◆ Data for processing
+++++
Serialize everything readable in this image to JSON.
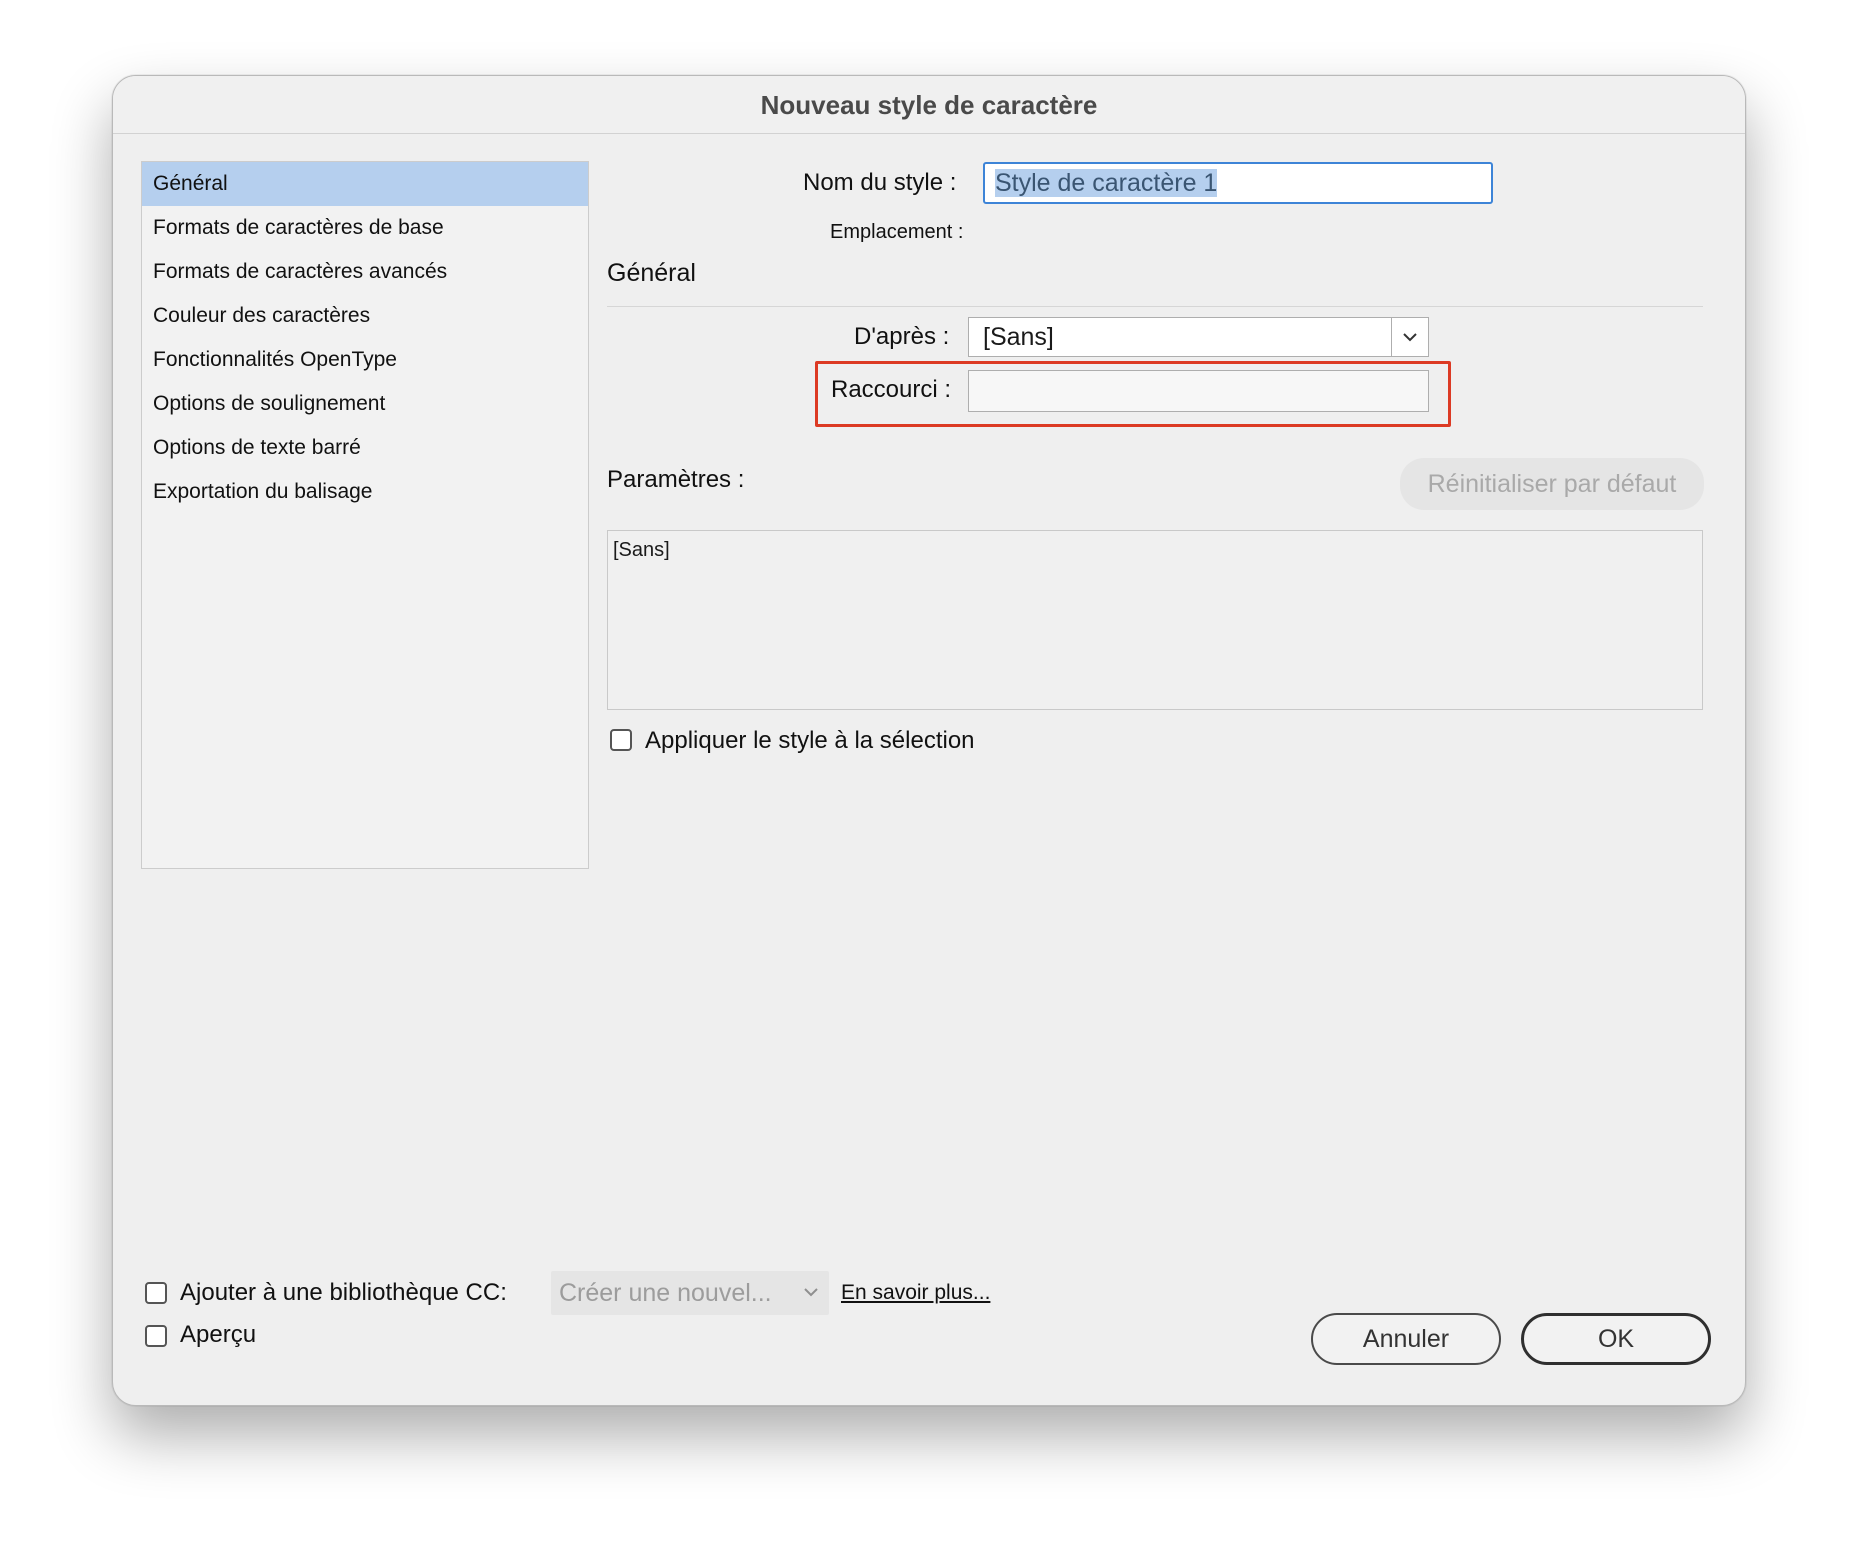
{
  "dialog": {
    "title": "Nouveau style de caractère"
  },
  "sidebar": {
    "items": [
      {
        "label": "Général",
        "selected": true
      },
      {
        "label": "Formats de caractères de base",
        "selected": false
      },
      {
        "label": "Formats de caractères avancés",
        "selected": false
      },
      {
        "label": "Couleur des caractères",
        "selected": false
      },
      {
        "label": "Fonctionnalités OpenType",
        "selected": false
      },
      {
        "label": "Options de soulignement",
        "selected": false
      },
      {
        "label": "Options de texte barré",
        "selected": false
      },
      {
        "label": "Exportation du balisage",
        "selected": false
      }
    ]
  },
  "main": {
    "style_name_label": "Nom du style :",
    "style_name_value": "Style de caractère 1",
    "location_label": "Emplacement :",
    "section_title": "Général",
    "based_on_label": "D'après :",
    "based_on_value": "[Sans]",
    "shortcut_label": "Raccourci :",
    "shortcut_value": "",
    "settings_label": "Paramètres :",
    "reset_button": "Réinitialiser par défaut",
    "settings_text": "[Sans]",
    "apply_checkbox_label": "Appliquer le style à la sélection",
    "apply_checked": false
  },
  "footer": {
    "add_cc_label": "Ajouter à une bibliothèque CC:",
    "add_cc_checked": false,
    "cc_select_value": "Créer une nouvel...",
    "learn_more": "En savoir plus...",
    "preview_label": "Aperçu",
    "preview_checked": false,
    "cancel_button": "Annuler",
    "ok_button": "OK"
  },
  "colors": {
    "selection": "#b5cfee",
    "focus_ring": "#3d84d7",
    "highlight_box": "#dc3a24"
  }
}
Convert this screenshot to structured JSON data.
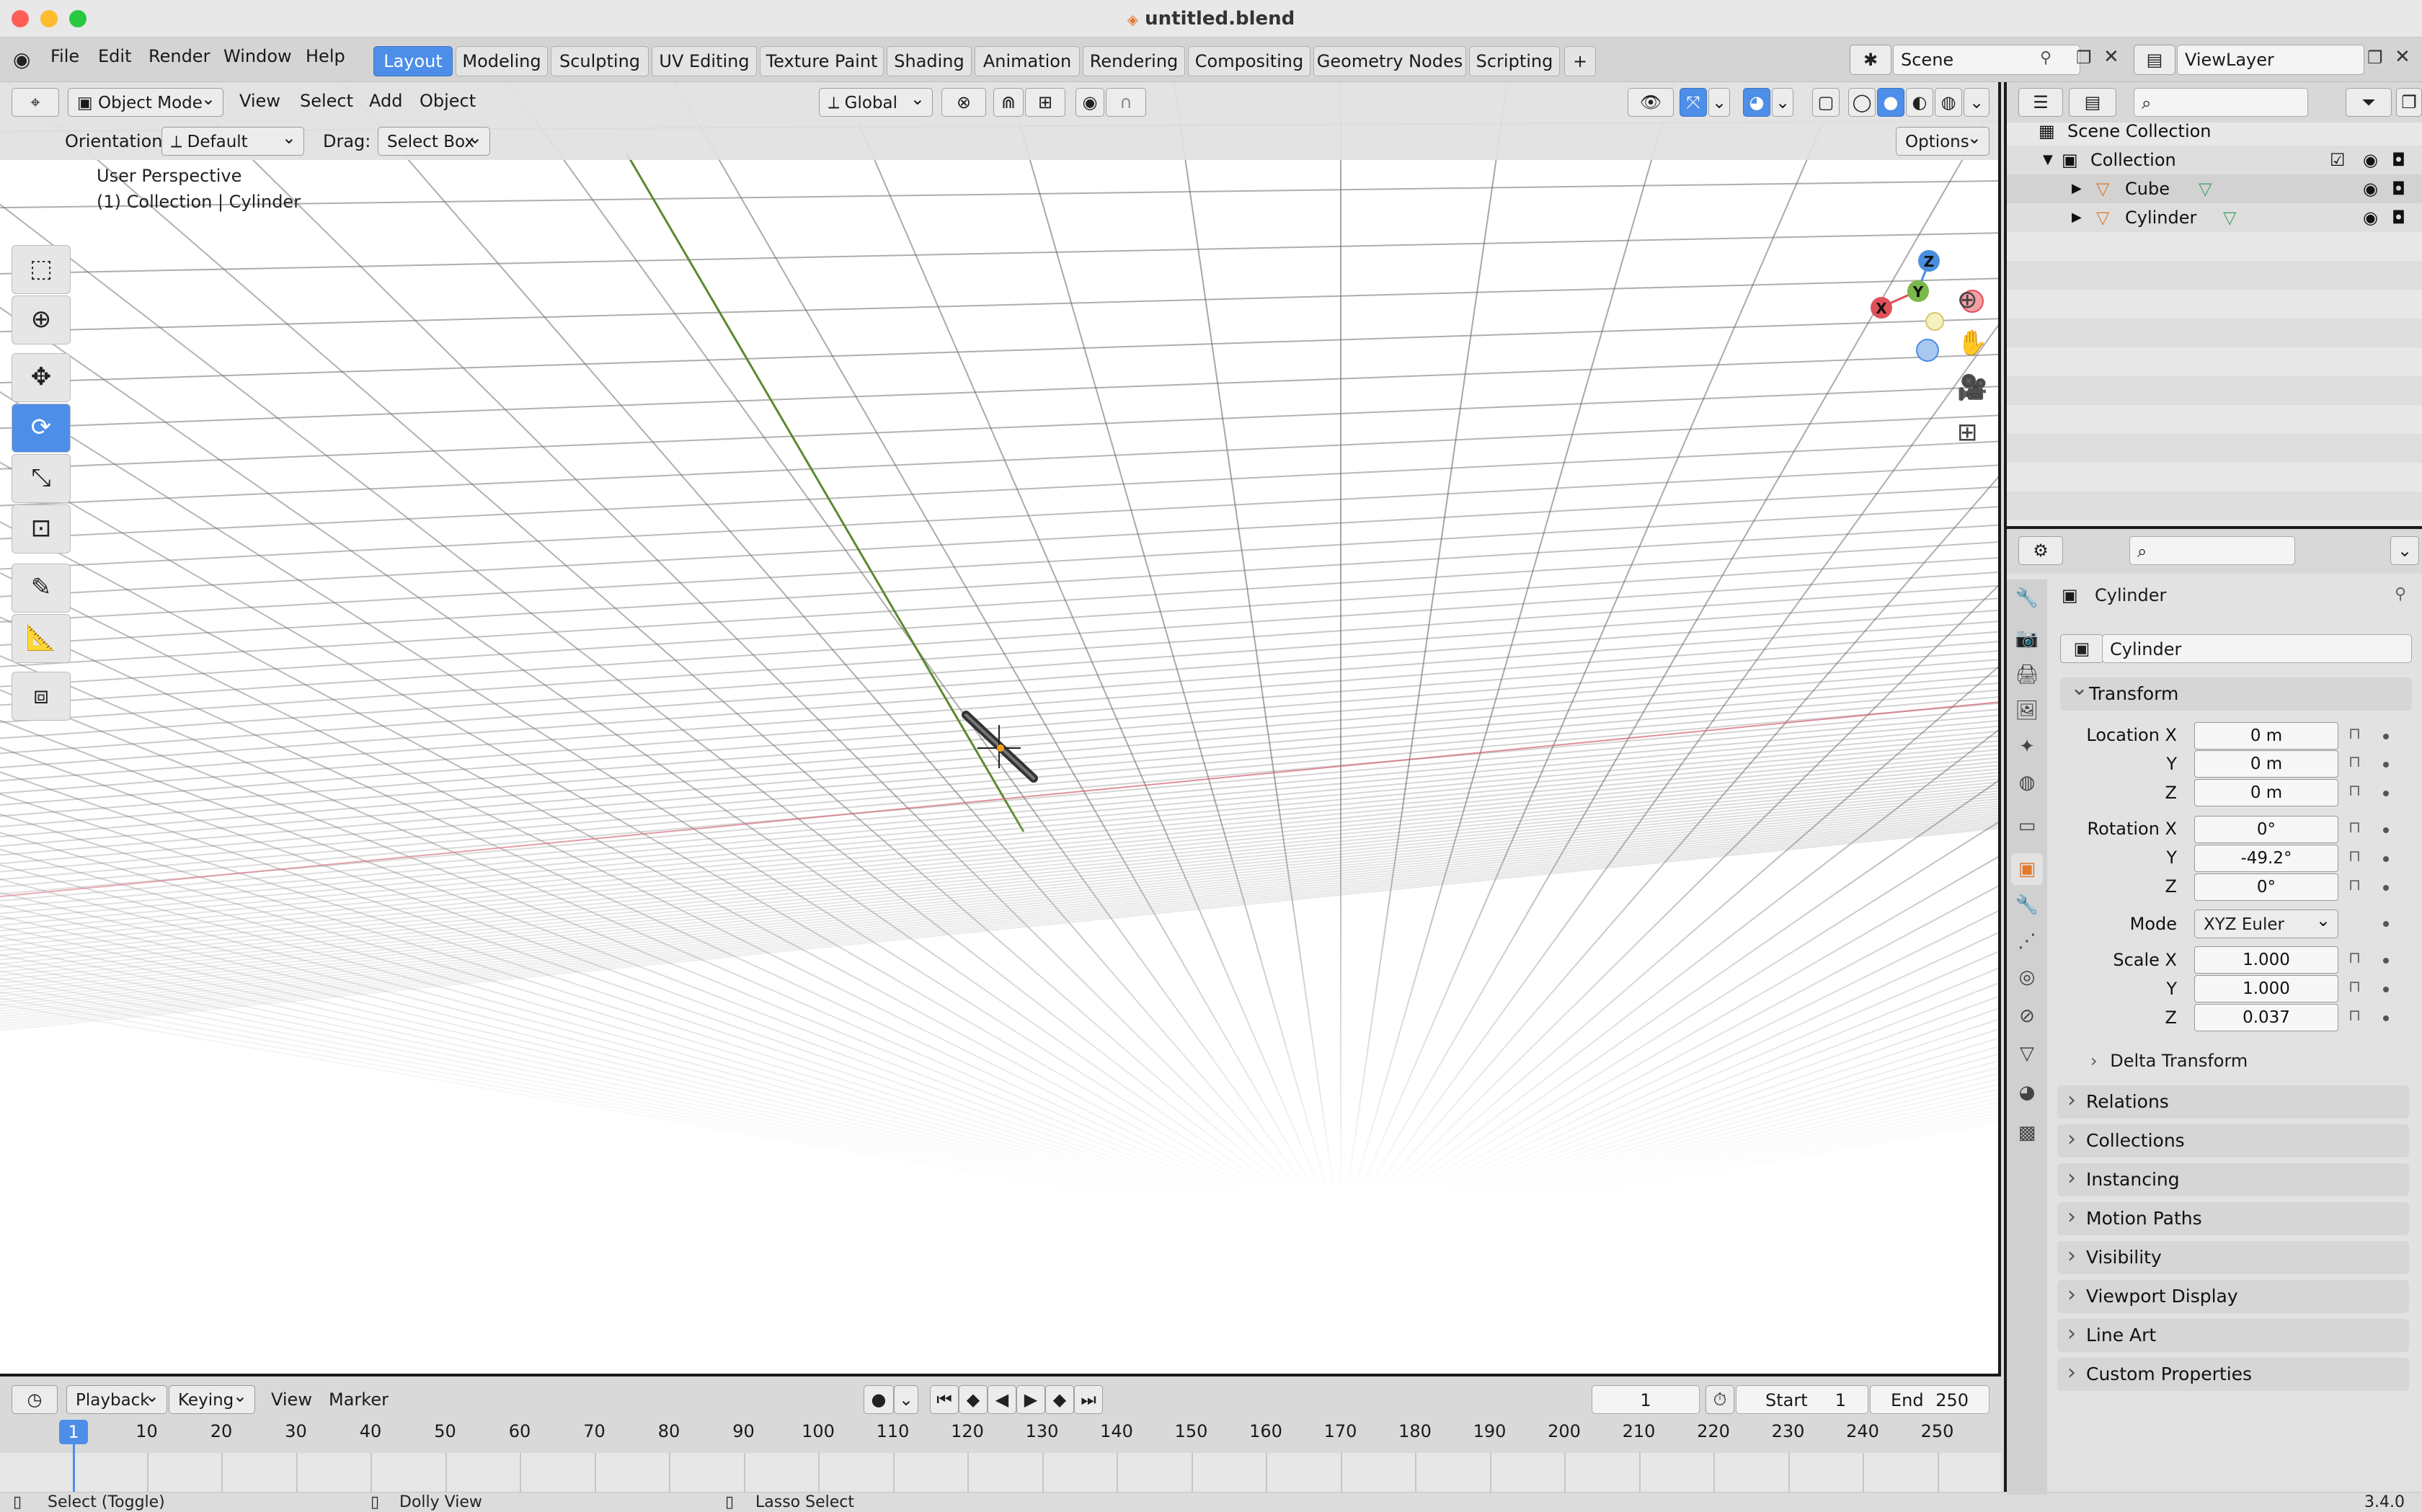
{
  "window": {
    "title": "untitled.blend",
    "file_icon": "blend-file-icon"
  },
  "menus": [
    "File",
    "Edit",
    "Render",
    "Window",
    "Help"
  ],
  "workspaces": [
    "Layout",
    "Modeling",
    "Sculpting",
    "UV Editing",
    "Texture Paint",
    "Shading",
    "Animation",
    "Rendering",
    "Compositing",
    "Geometry Nodes",
    "Scripting"
  ],
  "active_workspace": "Layout",
  "scene": {
    "name": "Scene",
    "view_layer": "ViewLayer"
  },
  "viewport": {
    "mode": "Object Mode",
    "menus": [
      "View",
      "Select",
      "Add",
      "Object"
    ],
    "transform_space": "Global",
    "orientation_label": "Orientation:",
    "orientation_value": "Default",
    "drag_label": "Drag:",
    "drag_value": "Select Box",
    "options_label": "Options",
    "overlay_line1": "User Perspective",
    "overlay_line2": "(1) Collection | Cylinder",
    "gizmo_axes": {
      "x": "X",
      "y": "Y",
      "z": "Z"
    },
    "colors": {
      "x_axis": "#e0505a",
      "y_axis": "#7ab84a",
      "z_axis": "#4a8ee0",
      "x_line": "#d06070",
      "y_line": "#5a8a30"
    }
  },
  "timeline": {
    "menus": [
      "Playback",
      "Keying",
      "View",
      "Marker"
    ],
    "current_frame": "1",
    "start_label": "Start",
    "start": "1",
    "end_label": "End",
    "end": "250",
    "ticks": [
      "10",
      "20",
      "30",
      "40",
      "50",
      "60",
      "70",
      "80",
      "90",
      "100",
      "110",
      "120",
      "130",
      "140",
      "150",
      "160",
      "170",
      "180",
      "190",
      "200",
      "210",
      "220",
      "230",
      "240",
      "250"
    ]
  },
  "statusbar": {
    "left": "Select (Toggle)",
    "middle": "Dolly View",
    "right_action": "Lasso Select",
    "version": "3.4.0"
  },
  "outliner": {
    "root": "Scene Collection",
    "collection": "Collection",
    "objects": [
      "Cube",
      "Cylinder"
    ]
  },
  "properties": {
    "object_name": "Cylinder",
    "datablock_name": "Cylinder",
    "transform_label": "Transform",
    "location": {
      "label": "Location X",
      "x": "0 m",
      "y": "0 m",
      "z": "0 m"
    },
    "rotation": {
      "label": "Rotation X",
      "x": "0°",
      "y": "-49.2°",
      "z": "0°"
    },
    "mode_label": "Mode",
    "mode_value": "XYZ Euler",
    "scale": {
      "label": "Scale X",
      "x": "1.000",
      "y": "1.000",
      "z": "0.037"
    },
    "axis_y": "Y",
    "axis_z": "Z",
    "delta": "Delta Transform",
    "panels": [
      "Relations",
      "Collections",
      "Instancing",
      "Motion Paths",
      "Visibility",
      "Viewport Display",
      "Line Art",
      "Custom Properties"
    ]
  },
  "accent": "#4d8ee8"
}
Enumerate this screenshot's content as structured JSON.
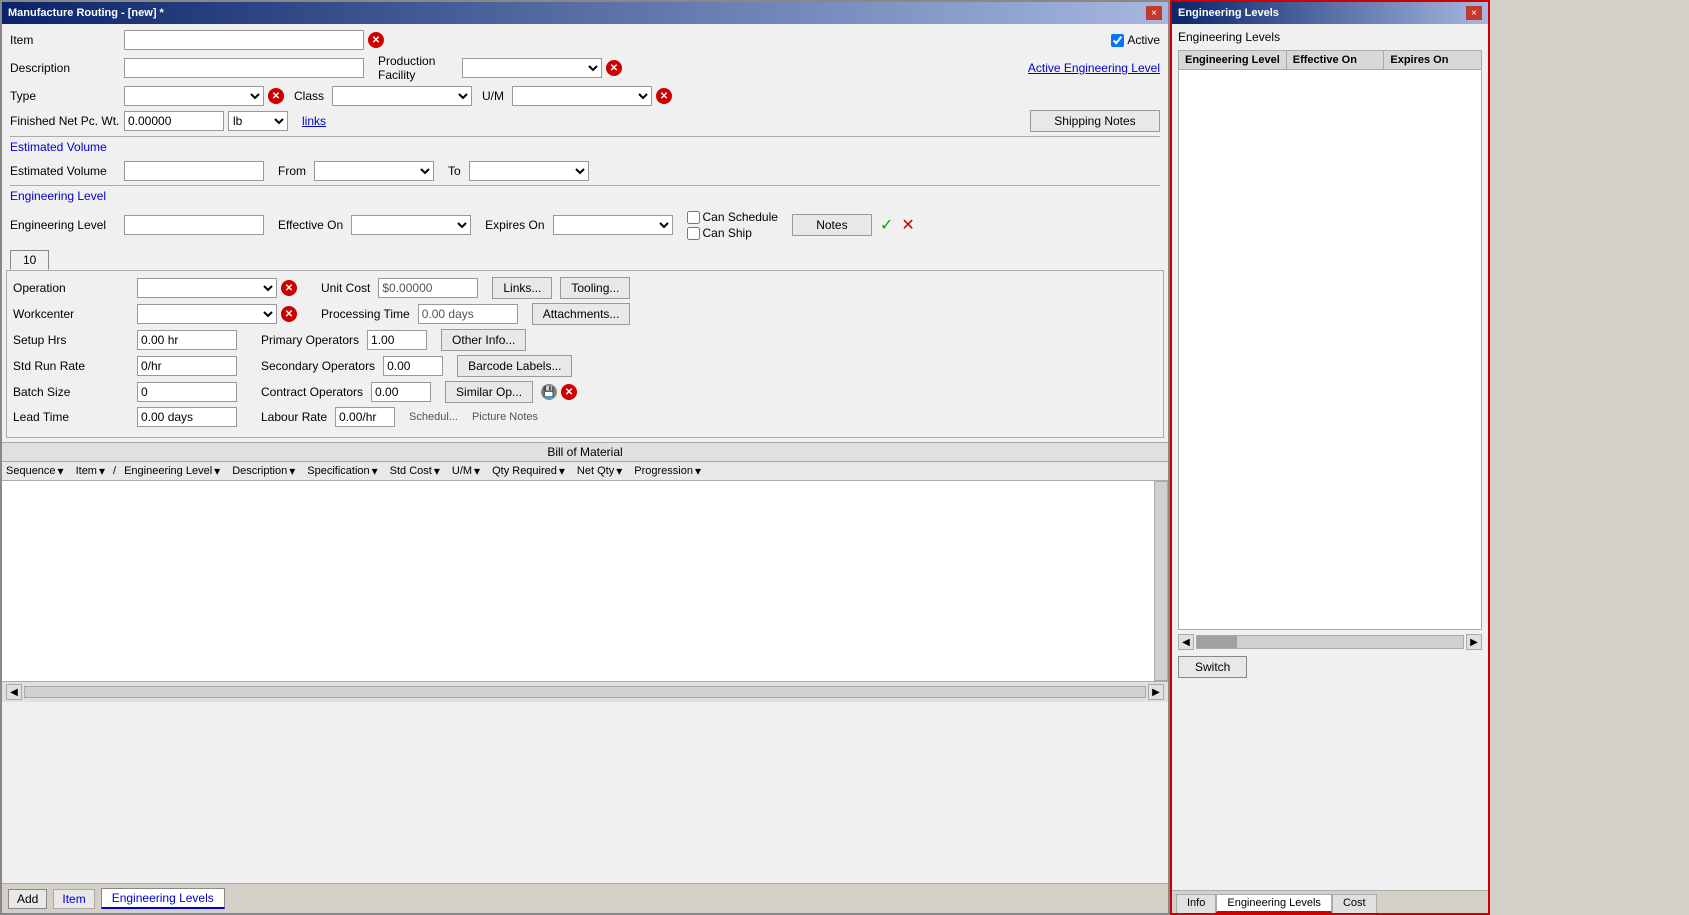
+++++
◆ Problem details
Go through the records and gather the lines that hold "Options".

◆ Solution to the problem
        "label": "Options de soulignement",
        "label": "Options de texte barré",
    "options_label": "Options",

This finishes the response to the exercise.